The island lived up to its name one million years ago, when the ice sheet of today was missing.
Long-frozen areas of Greenland were ice-free in warmer periods of the past — a potentially bad omen for the fate of the island’s massive ice sheet.
To understand the history of Greenland’s climate, Andrew Christ at the University of Vermont in Burlington and his colleagues analysed sediment at the bottom of an ice core from northwestern Greenland, which is now covered by a 1.4-kilometre-thick ice sheet. The core was drilled by scientists at a US military base in 1966, the height of the cold war.
The sediments’ chemical and isotopic signatures hint that the surrounding land surface was sporadically exposed when the ice sheet was absent. The ice seems to have melted away and reformed at least once in the past million years, the researchers conclude.
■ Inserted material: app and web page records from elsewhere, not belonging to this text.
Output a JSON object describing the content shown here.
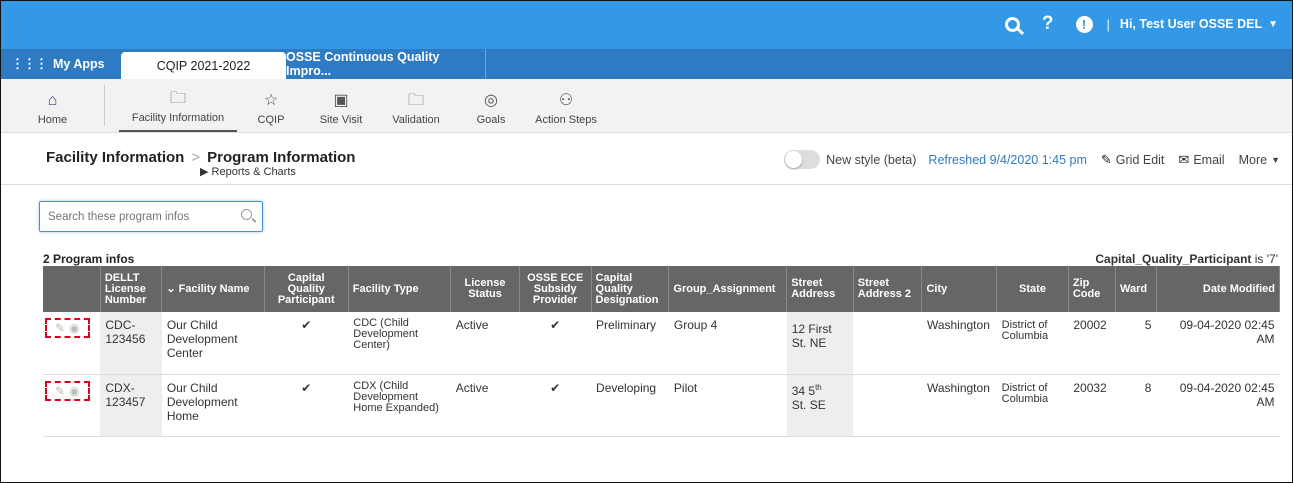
{
  "header": {
    "help_glyph": "?",
    "alert_glyph": "!",
    "separator": "|",
    "user_greeting": "Hi, Test User OSSE DEL"
  },
  "tabs": {
    "apps_label": "My Apps",
    "items": [
      {
        "label": "CQIP 2021-2022"
      },
      {
        "label": "OSSE Continuous Quality Impro..."
      }
    ]
  },
  "toolbar": {
    "items": [
      {
        "label": "Home"
      },
      {
        "label": "Facility Information"
      },
      {
        "label": "CQIP"
      },
      {
        "label": "Site Visit"
      },
      {
        "label": "Validation"
      },
      {
        "label": "Goals"
      },
      {
        "label": "Action Steps"
      }
    ]
  },
  "page": {
    "breadcrumb_parent": "Facility Information",
    "breadcrumb_sep": ">",
    "title": "Program Information",
    "subnav": "Reports & Charts",
    "toggle_label": "New style (beta)",
    "refreshed": "Refreshed 9/4/2020 1:45 pm",
    "grid_edit": "Grid Edit",
    "email": "Email",
    "more": "More"
  },
  "search": {
    "placeholder": "Search these program infos"
  },
  "list": {
    "count": "2 Program infos",
    "filter_field": "Capital_Quality_Participant",
    "filter_text": " is '7'"
  },
  "table": {
    "columns": [
      "DELLT License Number",
      "Facility Name",
      "Capital Quality Participant",
      "Facility Type",
      "License Status",
      "OSSE ECE Subsidy Provider",
      "Capital Quality Designation",
      "Group_Assignment",
      "Street Address",
      "Street Address 2",
      "City",
      "State",
      "Zip Code",
      "Ward",
      "Date Modified"
    ],
    "rows": [
      {
        "license": "CDC-123456",
        "name": "Our Child Development Center",
        "participant": "✔",
        "type": "CDC (Child Development Center)",
        "status": "Active",
        "subsidy": "✔",
        "designation": "Preliminary",
        "group": "Group 4",
        "street": "12 First St. NE",
        "street2": "",
        "city": "Washington",
        "state": "District of Columbia",
        "zip": "20002",
        "ward": "5",
        "modified": "09-04-2020 02:45 AM"
      },
      {
        "license": "CDX-123457",
        "name": "Our Child Development Home",
        "participant": "✔",
        "type": "CDX (Child Development Home Expanded)",
        "status": "Active",
        "subsidy": "✔",
        "designation": "Developing",
        "group": "Pilot",
        "street_num": "34 5",
        "street_sup": "th",
        "street_rest": "St. SE",
        "street2": "",
        "city": "Washington",
        "state": "District of Columbia",
        "zip": "20032",
        "ward": "8",
        "modified": "09-04-2020 02:45 AM"
      }
    ]
  }
}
Fossil remains of plants in the sediment suggest that vegetation flourished in a mostly ice-free environment in that same time period.
The rate of ice-sheet melting and recovery in the past provides clues to how much Greenland’s shrinking ice sheet might contribute to sea-level rise in a warming climate, the scientists say.